While Goldberg has discussed the need for ethnic cooperation and social programs for the district's needier residents, LaBonge has emphasized services for the middle class--filling potholes and cleaning alleys.
The campaigns in the ethnically diverse district, which runs from Hollywood to Glassell Park, grew increasingly bitter in the final days. Goldberg has painted LaBonge as a tired bureaucrat. LaBonge, meanwhile, has accused Goldberg of waging a deceitful campaign.
In the 7th District, meantime, mayoral aide Richard Alarcon is bidding to become the San Fernando Valley's first Latino on the City Council. His opponent is former fire Capt. Lyle Hall, who for years was president of the city's firefighters union.
In this relatively tame confrontation to represent the northeast Valley, Hall has stressed his 31 years as a fireman and bipartisan support from Democratic and Republican lawmakers. Alarcon, meanwhile, has painted himself as the district's native son, with years spent growing up there and teaching school before working as Bradley's chief deputy in the Valley.
Easily the most personal contest has been in the west San Fernando Valley's 3rd District, where Councilwoman Joy Picus and her former field deputy, Laura Chick, have exchanged biting personal denunciations in several debates.
Picus has accused her onetime employee of betraying her trust and has sought to link her to Bradley--an unpopular figure in the Valley who appointed Chick's husband to the Airport Commission.
Chick has said she saw firsthand that Picus is an uninspired official--a charge her campaign tried to drive home in a mailer that purportedly showed Picus sleeping during City Council meetings.

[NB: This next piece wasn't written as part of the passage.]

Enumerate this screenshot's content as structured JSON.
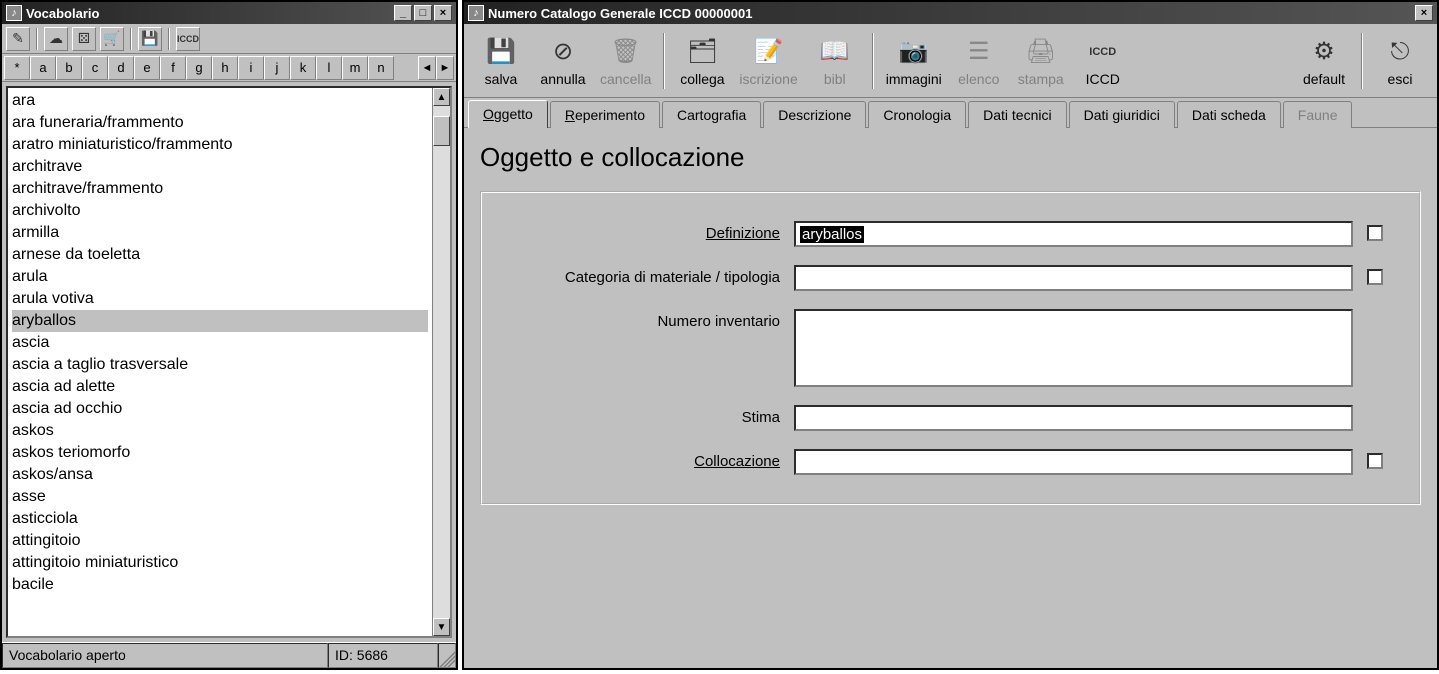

In the 15th District, stretching from Watts to San Pedro, incumbent Joan Milke Flores was pushed into a runoff against paint store owner and political neophyte Rudy Svorinich.